But the stratospheric range can also grow wearisome, particularly given the many other high voices onstage. Of those, soprano Sally Matthews and countertenor Iestyn Davies inhabited the roles of Silvia and Francisco (sister and brother) with particularly convincing vocal drama. The mezzo-soprano Anne Sofie von Otter also gave a stand-out performance as Dr. Conde’s patient, Leonora, combining a rich timbre with an aristocratic air.
Credit goes to Cairns for recreating Buñuel’s dark take on the bourgeois world in which the characters are confined. The dinner table scene where a waiter ominously drops a tray of liver was swiftly paced but included vivid detail in gesture and expression. “Delicious! I had it in Capri…,” declares the conductor Alberto Roc (Thomas Allen) with just the right dose of pretension. The guests then move to a living room of gaudy 1970s furniture (sets by Hildegard Bechtler), where they will eventually destroy a cello for firewood to roast lamb. The iconic surrealist sculpture Bird in Space sits on the coffee table and will become the weapon with which Raul Yebenes (the charismatic Frédéric Antoun) hacks open a water pipe in the third act.
Other details imported from the film are not as convincing. A costumed actor who dances to a growling orchestra hardly evokes the shock of seeing a baby bear wander into the living room. And a video projection above the stage does not approach the intensity of the morbid, disembodied hand that crawls across the floor to the delirious Leonora. As police and a crowd of people surround the mansion, it also seemed a shame to cram them into the Haus für Mozart rather than take advantage of the wide stage in the Felsenreitschule (which, for a production of Bernd Alois Zimmermann’s Die Soldaten four years ago, held not only 18 officers, but also live horses). If the audience’s standing ovation was any sign, The Exterminating Angel would have had no problem filling the extra seats.
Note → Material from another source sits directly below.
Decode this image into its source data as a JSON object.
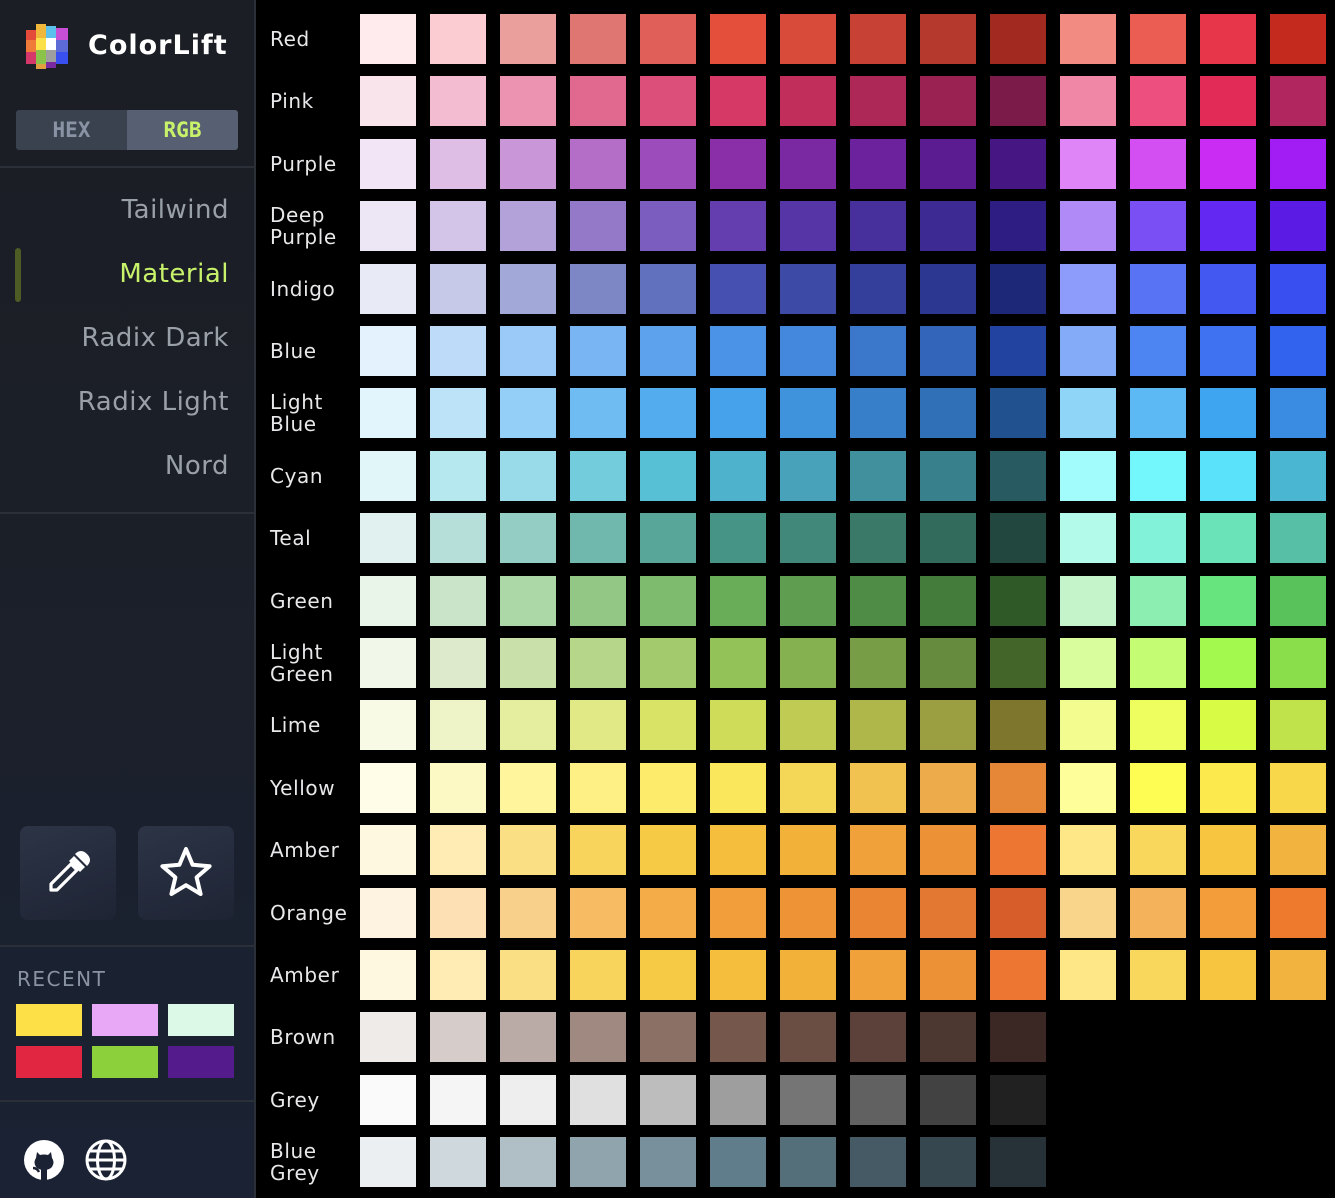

Adès was at the center of a chamber concert the following evening at the Mozarteum featuring the Calder Quartet. The composer joined them for his Piano Quintet, creating floating, impressionistic atmospheres that are juxtaposed with the strings in Ivesian fashion. His grotesque harmonies and melodies underscore the sensation of seeing the music through a prism, as the musicologist Richard Taruskin noted early on, evoking surrealism. The Calder players were so homogeneous in texture and rhythm that they at one point resembled a glass harmonica.
They were just as outstanding in the string quartet Arcadiana, which features a macabre tango, a heartbreaking allusion to Elgar’s Enigma Variations, and a final movement, “Lethe” (the river of forgetfulness in Hades), in which the melodies lose their way and droop into nothing. Adès’ music won powerful context alongside Kurtàg’s Moments Musicaux, with its intricacies and wide-ranging references, and Schubert’s String Quartet No.14 (“Death and the Maiden”), in which the composer grapples with death and his lost youth.
Rebecca Schmid is a music writer based in Berlin. She contributes regularly to the Financial Times, New York Times, Gramophone, Musical America Worldwide, and other publications.